TRY IT:
Search the listing below for "this". Copy each matching line.

:: EXERCISE INPUTS

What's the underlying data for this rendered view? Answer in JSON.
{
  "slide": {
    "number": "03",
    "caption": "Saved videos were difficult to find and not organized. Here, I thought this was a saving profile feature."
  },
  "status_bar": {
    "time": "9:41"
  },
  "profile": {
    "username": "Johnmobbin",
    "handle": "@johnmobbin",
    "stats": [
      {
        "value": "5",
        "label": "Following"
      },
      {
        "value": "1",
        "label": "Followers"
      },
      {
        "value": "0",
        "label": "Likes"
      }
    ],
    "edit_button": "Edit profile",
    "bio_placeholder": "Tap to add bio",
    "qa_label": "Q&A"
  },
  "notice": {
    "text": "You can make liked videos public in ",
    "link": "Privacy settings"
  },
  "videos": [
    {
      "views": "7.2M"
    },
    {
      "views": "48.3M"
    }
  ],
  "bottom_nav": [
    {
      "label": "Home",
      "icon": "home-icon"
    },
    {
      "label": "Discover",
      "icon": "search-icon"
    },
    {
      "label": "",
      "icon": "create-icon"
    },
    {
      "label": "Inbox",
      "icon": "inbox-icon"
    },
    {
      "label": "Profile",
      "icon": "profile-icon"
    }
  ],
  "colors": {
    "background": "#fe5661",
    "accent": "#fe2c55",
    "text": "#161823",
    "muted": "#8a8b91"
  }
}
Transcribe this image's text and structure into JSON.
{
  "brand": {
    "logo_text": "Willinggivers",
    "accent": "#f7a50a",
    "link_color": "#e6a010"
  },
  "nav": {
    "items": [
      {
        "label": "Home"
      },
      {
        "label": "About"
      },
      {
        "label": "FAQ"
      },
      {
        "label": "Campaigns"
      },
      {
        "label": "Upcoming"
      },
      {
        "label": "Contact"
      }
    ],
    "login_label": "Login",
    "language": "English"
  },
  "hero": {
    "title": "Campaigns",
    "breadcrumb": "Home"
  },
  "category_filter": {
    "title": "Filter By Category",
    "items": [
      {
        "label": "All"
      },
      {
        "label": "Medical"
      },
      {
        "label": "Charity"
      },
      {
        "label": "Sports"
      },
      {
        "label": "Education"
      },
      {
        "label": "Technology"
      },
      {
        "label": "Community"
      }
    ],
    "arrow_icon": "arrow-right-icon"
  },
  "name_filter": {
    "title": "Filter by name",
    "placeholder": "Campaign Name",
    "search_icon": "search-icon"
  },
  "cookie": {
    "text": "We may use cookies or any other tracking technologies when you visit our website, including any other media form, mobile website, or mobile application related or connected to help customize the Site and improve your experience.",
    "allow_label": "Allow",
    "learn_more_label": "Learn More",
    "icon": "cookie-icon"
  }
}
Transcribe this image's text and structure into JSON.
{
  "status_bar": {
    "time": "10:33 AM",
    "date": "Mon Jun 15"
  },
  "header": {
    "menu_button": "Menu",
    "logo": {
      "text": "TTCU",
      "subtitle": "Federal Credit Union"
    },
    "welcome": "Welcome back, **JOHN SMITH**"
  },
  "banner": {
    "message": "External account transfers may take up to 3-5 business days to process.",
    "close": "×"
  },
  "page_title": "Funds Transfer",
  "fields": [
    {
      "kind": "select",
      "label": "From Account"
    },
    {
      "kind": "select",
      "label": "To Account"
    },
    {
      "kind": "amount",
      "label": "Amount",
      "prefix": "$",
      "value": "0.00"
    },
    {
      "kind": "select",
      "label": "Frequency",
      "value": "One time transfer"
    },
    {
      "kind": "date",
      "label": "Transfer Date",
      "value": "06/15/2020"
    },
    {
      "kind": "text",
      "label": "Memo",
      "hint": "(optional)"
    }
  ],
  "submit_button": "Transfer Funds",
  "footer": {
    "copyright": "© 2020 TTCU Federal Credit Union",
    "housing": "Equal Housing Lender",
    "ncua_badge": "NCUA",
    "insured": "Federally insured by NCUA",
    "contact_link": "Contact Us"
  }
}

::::

ANSWER FOR THE TASK:
What's the underlying data for this rendered view? Answer in JSON.
    "caption": "Saved videos were difficult to find and not organized. Here, I thought this was a saving profile feature."
Transcribe this image's text and structure into JSON.
Transcribe this image's text and structure into JSON.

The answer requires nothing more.